Though its Chinese title is the same as that of the classic 1948 Shanghai tenement drama, Myriad of Lights, the film is actually based on a 2002 play (A Myriad of Twinkling Lights 万家灯火) by Beijing People’s Art Theatre playwright Li Longyun 李龙云, which he famously wrote in a 23-day burst of creative energy. Niu’s adaptation, with Li, opens the action out in a cinematic way without losing the important sense of community – beautifully choreographed in the film’s opening section, which shows the crowded but mutually supportive tenement/courtyard life of the He family. However, after the expansive first section, set across a hot/rainy Beijing summer, the development of some of the subplots during the subsequent three seasons (e.g. Laoda’s daughter’s boyfriend problem) is a bit perfunctory as everything is crammed into less than two hours.
Glittering Days is basically an above-average hutong light drama, but it truly is an ensemble picture, with no single character or couple dominating the action. Liu Hua 刘桦 and Liu Lin 刘琳 show an easy chemistry as the middle brother and his more ambitious wife; the relationship between the movie’s other main couple, the younger brother and his wife, is more forced and filmy, though Wu Yue 吴越 (Chrysanthemum Tea 菊花茶, 2001) is touching as the affection-starved wife. Among the older players, Liu Jinshan 刘金山 is likeable as a big bluff Beijing working type and veteran actress Jin Yaqin 金雅琴 good value for money as the family’s dowager empress who won’t be budged from the courtyard house she grew up in.
Presented by Beijing Forbidden City Film (CN), China Movie Channel (CN). Produced by China Movie Channel (CN), The CPC Beijing Municipal Publicity Department (CN), Beijing Municipal Bureau of Radio, Film & Television (CN), Beijing Forbidden City Film (CN).
Script: Li Longyun, Niu Fuzhi. Original play: Li Longyun. Photography: Su Li. Editing: Cheng Jie. Music: Yang Yilun. Songs: Jia Peng. Art direction: Wang Jing. Sound: Tian Kai. Associate director: Tian Zhen.
Cast: Liu Hua (He Laoer, middle brother), Xin Baiqing (He Laosan, youngest brother), Feng Qian (He Laoda, eldest brother), Liu Lin (Liu Yulan, He Laoer’s wife), Wu Yue (Zhang Meng, He Laosan’s wife), Jin Yaqin (He Laotai, brothers’ mother), Liu Jinshan (Rou Gulu/Meatball/Humpty Dumpty), Huang Haibing (Jia Ming, painter), Wang Changli (Tian), Wu Chao (Yang Qiulin, He Yue’s boyfriend), Wu Xiaodan (He Yue, He Laoda’s daughter), Gao Dongping (Maozi), Na Renhua (Yazhen, Yang’s mother), An Chenghao (Xiao Wei, He Laoer’s son), Song Chunli (warden), Li Tiejun (Housing Bureau chief), Shao Bo (property developer), Li Jianjun (policeman).
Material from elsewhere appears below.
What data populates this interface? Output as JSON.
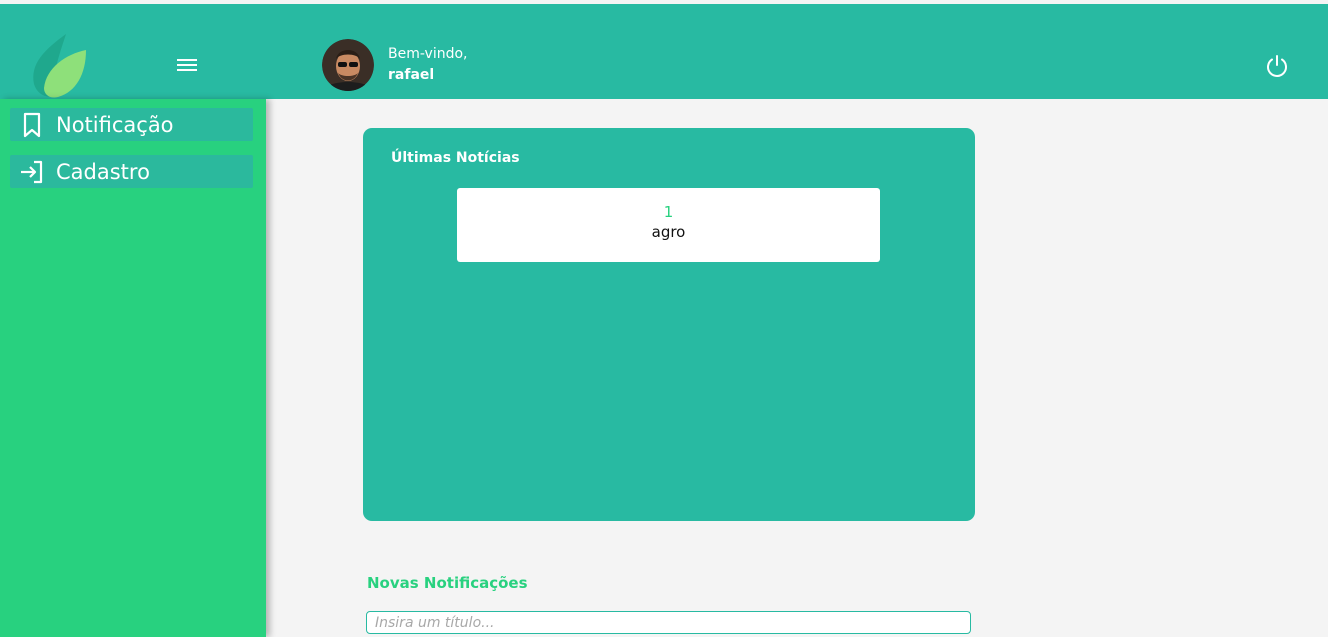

Release: China, 1 Sep 2009.
(Review originally published on Film Business Asia, 17 Jun 2010.)